WHEN the people saw the Lord’s power in feeding them with bread and fishes they were excited. They had heard of the Prophet, the Messiah , who was to come. They expected He would be a great earthly king. When they saw the Lord’s power they thought that the time had come, and He would be their leader. They would take Him by force and make Him king. They thought He would go with them to Jerusalem and drive out the Romans and make them great and rich. Even the disciples expected a great earthly kingdom, and rulers with the Lord.
The Lord was indeed the Prophet and Messiah, and the King, But not such as a king as they expected, He said by and by to Pilate, “Thou sayest, that, I am a king.” “My kingdom is not of this world.” The Lord did not come io make people rich and great, but to make them strong in spirit that they might rule well the little kingdoms of their own hearts. It made Him sad to see the people excited by the hope of earthly greatness. He first sent the disciples before Him back to Gennesaret. Then He sent the people away, and went into a mountain alone to pray.
We can understand in part why He prayed. In one of the temptations which came to Him after the baptism at the Jordan, the devil showed Him all the kingdoms of the world and the glory of them, and said, “If thou therefore wilt worship me, all shall be thine.” We may believe that this same temptation came again on this day by the shore of Galilee when the worldly hopes of the people were excited, and they wished to take Him by force to make Him a king. We may believe that on this night, alone in the mountain, the Lord was overcoming in Himself all desire for and all thoughts of worldly greatness, that He might help the disciples and the multitude and all people forever to overcome such thoughts.
Meantime the disciples were on the sea. They had gone half way or more towards the Gennesaret shore. It was dark. A storm of wind had arisen, and the Lord ” saw them toiling in rowing; for the wind was contrary unto them.” About the fourth watch of the night, which means the early dawn, the Lord came to them walking on the sea. The storm had been like a picture of the excited state of the disciples’ minds. The Lord’s walking on the sea showed that He had put all troubled worldly thoughts under His feet, and would calm the storm for them. He said at another time, “Be of good cheer, I have overcome the world.” But read the story.

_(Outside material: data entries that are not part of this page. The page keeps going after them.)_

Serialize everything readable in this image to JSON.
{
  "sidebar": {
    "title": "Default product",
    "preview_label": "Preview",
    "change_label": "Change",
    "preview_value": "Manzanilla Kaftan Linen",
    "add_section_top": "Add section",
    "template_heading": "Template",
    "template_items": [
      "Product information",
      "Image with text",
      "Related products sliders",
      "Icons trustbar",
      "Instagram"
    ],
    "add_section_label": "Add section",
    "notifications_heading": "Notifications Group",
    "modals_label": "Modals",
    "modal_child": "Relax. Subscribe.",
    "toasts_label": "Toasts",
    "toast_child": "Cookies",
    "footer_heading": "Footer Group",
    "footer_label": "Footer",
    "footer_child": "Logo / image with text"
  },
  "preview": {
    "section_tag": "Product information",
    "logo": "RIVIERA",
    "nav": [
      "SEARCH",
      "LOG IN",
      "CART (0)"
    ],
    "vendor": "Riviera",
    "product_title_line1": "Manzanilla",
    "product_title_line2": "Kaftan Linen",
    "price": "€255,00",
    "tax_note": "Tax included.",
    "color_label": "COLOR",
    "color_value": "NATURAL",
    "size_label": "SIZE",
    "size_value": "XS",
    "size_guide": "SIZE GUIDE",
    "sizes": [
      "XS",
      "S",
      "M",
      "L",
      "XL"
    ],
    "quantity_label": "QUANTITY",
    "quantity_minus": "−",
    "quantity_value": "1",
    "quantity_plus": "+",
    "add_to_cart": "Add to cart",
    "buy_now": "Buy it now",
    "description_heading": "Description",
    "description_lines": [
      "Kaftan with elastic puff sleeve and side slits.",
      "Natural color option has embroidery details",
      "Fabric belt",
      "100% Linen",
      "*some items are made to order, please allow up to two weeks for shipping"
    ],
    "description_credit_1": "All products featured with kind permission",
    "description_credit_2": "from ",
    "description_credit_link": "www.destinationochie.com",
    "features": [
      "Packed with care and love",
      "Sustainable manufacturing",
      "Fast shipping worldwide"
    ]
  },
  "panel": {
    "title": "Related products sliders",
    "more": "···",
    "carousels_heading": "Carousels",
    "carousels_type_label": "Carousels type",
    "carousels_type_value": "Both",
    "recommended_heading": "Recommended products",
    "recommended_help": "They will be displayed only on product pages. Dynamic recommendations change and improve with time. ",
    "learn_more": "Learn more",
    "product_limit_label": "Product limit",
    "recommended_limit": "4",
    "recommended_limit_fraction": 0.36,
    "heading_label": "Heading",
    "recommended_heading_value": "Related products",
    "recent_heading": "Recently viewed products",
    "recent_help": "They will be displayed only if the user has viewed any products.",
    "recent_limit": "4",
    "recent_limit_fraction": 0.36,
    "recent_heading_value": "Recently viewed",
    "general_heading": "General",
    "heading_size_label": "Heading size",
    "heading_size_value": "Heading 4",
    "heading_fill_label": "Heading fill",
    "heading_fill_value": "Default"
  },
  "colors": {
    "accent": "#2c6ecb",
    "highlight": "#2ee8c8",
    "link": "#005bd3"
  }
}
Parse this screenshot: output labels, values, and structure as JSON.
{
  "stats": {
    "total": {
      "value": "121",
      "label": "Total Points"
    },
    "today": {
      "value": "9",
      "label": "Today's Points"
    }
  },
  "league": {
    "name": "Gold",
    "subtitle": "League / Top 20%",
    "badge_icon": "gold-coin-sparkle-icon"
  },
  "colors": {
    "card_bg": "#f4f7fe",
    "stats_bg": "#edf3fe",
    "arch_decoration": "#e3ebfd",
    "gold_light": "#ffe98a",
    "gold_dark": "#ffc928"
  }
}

And straightway he constrained his disciples to get into the ship, and to go to the other side before unto Bethsaida, while he sent away the people. And when he had sent them away, he departed into a mountain to pray. And when even was come, the ship was in the midst of the sea, and he alone on the land. And he saw them toiling in rowing; for the wind was contrary unto them: and about the fourth watch of the night he cometh unto them, walking upon the sea, and would have passed by them. But when they saw him walking upon the sea, they supposed it had been a spirit, and cried out: For they all saw him, and were troubled. And immediately he talked with them, and saith unto them, Be of good cheer: it is I; be not afraid. And he went up unto them into the ship; and the wind ceased: and they were sore amazed in themselves beyond measure, and wondered. For they considered not the miracle of the loaves: for their heart was hardened. And when they had passed over, they came into the land of Gennesaret, and drew to the shore. And when they were come out of the ship, straightway they knew him, And ran through that whole region round about, and began to carry about in beds those that were sick, where they heard he was. And whithersoever he entered, into villages, or cities, or country, they laid the sick in the streets, and besought him that they might touch if it were but the border of his garment: and as many as touched him were made whole.—Mark VI. 45-56.
Author: William L. Worcester 1904
The Lord praying >> His human nature, which was like ours, looked up and within to the Divine love which was in His inmost heart
Sea >> An atmosphere of thought that is natural and worldly, and sometimes evil
Storm on the sea >> A state of temptation when worldly thoughts and ambitions are aroused and threaten to swallow us up from the light of heaven
Storm occurs at night >> Temptation occurs in spiritual darkness
Winds >> Unseen influences from hell which arouse the evil in us
Toiling against the storm >> Excited thoughts of worldly power and greatness were aroused in the disciples’ minds, which they had not power to resist
Walking on the sea >> The Lord has the power to quiet worldly thoughts, and put them in their right place under His feet (because he had conquered the human by means of the Divine), “I have overcome the world.”
Pictures: James Tissot —-Courtesy of the Brooklyn Museum